Lectures will be presented nearby in the Jenkins Theatre, located in F Wing and accessible from Main Street through a hallway next to Cougars Campus Store.

Poster displays will be presented in Main Street, the main hallway on Level 1 of the Main Building outside the Cougars Campus Store. Campus maps are available on the MRU website at

Visitor rates and parking maps are available on the MRU website at This map also includes locations of food services on page 2 and vendor hours can be found at


You can join the lectures at 9 am MDT (8 am PDT)on Saturday, March 16, 2024 either:

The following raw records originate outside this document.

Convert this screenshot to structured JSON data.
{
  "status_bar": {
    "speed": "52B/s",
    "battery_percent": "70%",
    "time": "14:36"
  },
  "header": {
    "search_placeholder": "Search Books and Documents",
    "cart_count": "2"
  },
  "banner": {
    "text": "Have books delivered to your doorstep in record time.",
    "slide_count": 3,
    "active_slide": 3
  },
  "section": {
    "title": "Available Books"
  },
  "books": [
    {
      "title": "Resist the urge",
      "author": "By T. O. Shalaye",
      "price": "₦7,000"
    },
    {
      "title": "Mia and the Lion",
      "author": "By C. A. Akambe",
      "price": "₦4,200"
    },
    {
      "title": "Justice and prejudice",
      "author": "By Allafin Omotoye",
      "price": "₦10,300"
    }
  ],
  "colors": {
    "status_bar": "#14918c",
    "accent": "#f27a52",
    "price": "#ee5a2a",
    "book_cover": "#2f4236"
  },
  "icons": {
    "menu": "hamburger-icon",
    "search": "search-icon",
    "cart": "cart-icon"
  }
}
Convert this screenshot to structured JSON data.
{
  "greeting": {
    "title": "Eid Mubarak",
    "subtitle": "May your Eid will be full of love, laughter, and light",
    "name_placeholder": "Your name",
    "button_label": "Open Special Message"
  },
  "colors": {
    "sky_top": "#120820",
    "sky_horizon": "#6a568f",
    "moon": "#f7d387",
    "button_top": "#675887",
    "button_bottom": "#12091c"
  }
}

  1. a)  in person at Mount Royal University, Main Building, Jenkins Theatre
  2. b)  via Zoom, using this link:

Mona Trick is inviting you to a scheduled Zoom meeting.

Topic: Paleo 2024
Time: Mar 16, 2024 08:30 AM MDT (07:30 AM PDT) Edmonton

Join Zoom Meeting

Meeting ID: 861 6721 2909
Passcode: 059437

Alberta Palaeontological Society meeting, Friday, Feb. 16, 6:30 pm PST

Please look for the virtual meeting connection details in the email to all VicPS members.

The Alberta Palaeontological Society has invited us to their next meeting.

We have two keynote presenters this month, the first is S. Amber Whitebone, MSc, PhD Candidate, University of New England. The title of her presentation is “Bone Cells to Big Dinos: Using Liquid Crystal Polarimetry as a New Tool to Learn about Fossil Vertebrates”. I have attached her abstract and biography. [below]

Our second presenter is Dr. Nicolás E. Campione MSc PhD, University of New England. The title of his presentation is “They come from the land down under: Australian Mesozoic dinosaurs”. [see abstract below]

Depending on the volume of questions that we get for each speaker, the meeting may run 15 minutes longer than usual. 

VicPS field trip: Sunday, January 21, 2024: Possible changes due to weather

The present snowy conditions at certain places up island may cause the field trip plan to change. Please ensure you check for emailed updates about the field trip before you set off to join us on Sunday morning.

When:9 AM, Sunday, January 21st, 2024
Travel:Meet at Helmcken Park & Ride at 9 AM to arrange carpooling.
Where:Paid members will please check their email for more details.
Equipment:Hammer large enough to break concretions, chisel, wrapping paper, masking tape, marker, GPS and notebook for recording details.

Bring lunch, water, snacks, dress for changes in weather and wear
shoes appropriate for gravel, rock and slopes.